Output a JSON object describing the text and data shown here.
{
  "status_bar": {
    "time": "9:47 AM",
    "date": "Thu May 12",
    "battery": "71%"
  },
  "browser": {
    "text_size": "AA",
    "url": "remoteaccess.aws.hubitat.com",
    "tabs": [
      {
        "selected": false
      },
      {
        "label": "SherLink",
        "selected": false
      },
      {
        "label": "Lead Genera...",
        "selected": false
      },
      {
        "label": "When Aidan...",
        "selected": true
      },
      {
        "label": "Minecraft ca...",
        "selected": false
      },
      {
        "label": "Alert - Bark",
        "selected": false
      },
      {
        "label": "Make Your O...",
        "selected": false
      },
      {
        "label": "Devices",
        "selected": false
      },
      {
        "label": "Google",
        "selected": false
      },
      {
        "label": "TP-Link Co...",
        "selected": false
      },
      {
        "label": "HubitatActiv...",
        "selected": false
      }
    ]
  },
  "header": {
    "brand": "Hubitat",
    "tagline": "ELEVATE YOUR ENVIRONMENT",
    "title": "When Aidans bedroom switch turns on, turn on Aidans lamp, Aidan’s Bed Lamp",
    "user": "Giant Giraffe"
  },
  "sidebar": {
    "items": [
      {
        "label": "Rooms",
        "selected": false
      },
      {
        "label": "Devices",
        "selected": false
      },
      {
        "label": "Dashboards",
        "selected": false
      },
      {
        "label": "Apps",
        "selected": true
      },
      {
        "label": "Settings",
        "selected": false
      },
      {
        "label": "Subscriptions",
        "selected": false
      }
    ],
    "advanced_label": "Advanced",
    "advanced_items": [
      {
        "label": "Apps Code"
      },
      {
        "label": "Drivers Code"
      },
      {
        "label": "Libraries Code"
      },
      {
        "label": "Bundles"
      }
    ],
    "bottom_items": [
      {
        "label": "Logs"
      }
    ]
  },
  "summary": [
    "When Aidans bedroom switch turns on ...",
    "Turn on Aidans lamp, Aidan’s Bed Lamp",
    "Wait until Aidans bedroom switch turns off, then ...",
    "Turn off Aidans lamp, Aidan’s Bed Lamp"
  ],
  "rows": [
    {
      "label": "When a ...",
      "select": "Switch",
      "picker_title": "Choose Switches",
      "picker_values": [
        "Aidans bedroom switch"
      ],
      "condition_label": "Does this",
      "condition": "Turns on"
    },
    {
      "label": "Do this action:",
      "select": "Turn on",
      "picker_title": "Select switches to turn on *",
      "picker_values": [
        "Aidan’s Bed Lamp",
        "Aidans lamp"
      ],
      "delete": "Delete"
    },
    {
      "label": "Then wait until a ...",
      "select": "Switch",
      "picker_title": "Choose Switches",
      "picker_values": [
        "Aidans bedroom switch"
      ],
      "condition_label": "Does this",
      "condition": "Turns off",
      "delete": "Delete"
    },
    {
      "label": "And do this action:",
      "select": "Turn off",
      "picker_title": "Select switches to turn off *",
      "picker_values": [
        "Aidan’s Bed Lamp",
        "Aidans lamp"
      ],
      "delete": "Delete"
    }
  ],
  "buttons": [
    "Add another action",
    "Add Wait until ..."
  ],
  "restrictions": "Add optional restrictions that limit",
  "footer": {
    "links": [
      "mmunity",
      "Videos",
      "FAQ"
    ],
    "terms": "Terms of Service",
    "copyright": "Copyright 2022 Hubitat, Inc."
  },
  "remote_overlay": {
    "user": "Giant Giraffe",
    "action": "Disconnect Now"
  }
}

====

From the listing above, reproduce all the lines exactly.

Output a JSON object describing the text and data shown here.
{
  "status_bar": {
    "time": "9:47 AM",
    "date": "Thu May 12",
    "battery": "71%"
  },
  "browser": {
    "text_size": "AA",
    "url": "remoteaccess.aws.hubitat.com",
    "tabs": [
      {
        "selected": false
      },
      {
        "label": "SherLink",
        "selected": false
      },
      {
        "label": "Lead Genera...",
        "selected": false
      },
      {
        "label": "When Aidan...",
        "selected": true
      },
      {
        "label": "Minecraft ca...",
        "selected": false
      },
      {
        "label": "Alert - Bark",
        "selected": false
      },
      {
        "label": "Make Your O...",
        "selected": false
      },
      {
        "label": "Devices",
        "selected": false
      },
      {
        "label": "Google",
        "selected": false
      },
      {
        "label": "TP-Link Co...",
        "selected": false
      },
      {
        "label": "HubitatActiv...",
        "selected": false
      }
    ]
  },
  "header": {
    "brand": "Hubitat",
    "tagline": "ELEVATE YOUR ENVIRONMENT",
    "title": "When Aidans bedroom switch turns on, turn on Aidans lamp, Aidan’s Bed Lamp",
    "user": "Giant Giraffe"
  },
  "sidebar": {
    "items": [
      {
        "label": "Rooms",
        "selected": false
      },
      {
        "label": "Devices",
        "selected": false
      },
      {
        "label": "Dashboards",
        "selected": false
      },
      {
        "label": "Apps",
        "selected": true
      },
      {
        "label": "Settings",
        "selected": false
      },
      {
        "label": "Subscriptions",
        "selected": false
      }
    ],
    "advanced_label": "Advanced",
    "advanced_items": [
      {
        "label": "Apps Code"
      },
      {
        "label": "Drivers Code"
      },
      {
        "label": "Libraries Code"
      },
      {
        "label": "Bundles"
      }
    ],
    "bottom_items": [
      {
        "label": "Logs"
      }
    ]
  },
  "summary": [
    "When Aidans bedroom switch turns on ...",
    "Turn on Aidans lamp, Aidan’s Bed Lamp",
    "Wait until Aidans bedroom switch turns off, then ...",
    "Turn off Aidans lamp, Aidan’s Bed Lamp"
  ],
  "rows": [
    {
      "label": "When a ...",
      "select": "Switch",
      "picker_title": "Choose Switches",
      "picker_values": [
        "Aidans bedroom switch"
      ],
      "condition_label": "Does this",
      "condition": "Turns on"
    },
    {
      "label": "Do this action:",
      "select": "Turn on",
      "picker_title": "Select switches to turn on *",
      "picker_values": [
        "Aidan’s Bed Lamp",
        "Aidans lamp"
      ],
      "delete": "Delete"
    },
    {
      "label": "Then wait until a ...",
      "select": "Switch",
      "picker_title": "Choose Switches",
      "picker_values": [
        "Aidans bedroom switch"
      ],
      "condition_label": "Does this",
      "condition": "Turns off",
      "delete": "Delete"
    },
    {
      "label": "And do this action:",
      "select": "Turn off",
      "picker_title": "Select switches to turn off *",
      "picker_values": [
        "Aidan’s Bed Lamp",
        "Aidans lamp"
      ],
      "delete": "Delete"
    }
  ],
  "buttons": [
    "Add another action",
    "Add Wait until ..."
  ],
  "restrictions": "Add optional restrictions that limit",
  "footer": {
    "links": [
      "mmunity",
      "Videos",
      "FAQ"
    ],
    "terms": "Terms of Service",
    "copyright": "Copyright 2022 Hubitat, Inc."
  },
  "remote_overlay": {
    "user": "Giant Giraffe",
    "action": "Disconnect Now"
  }
}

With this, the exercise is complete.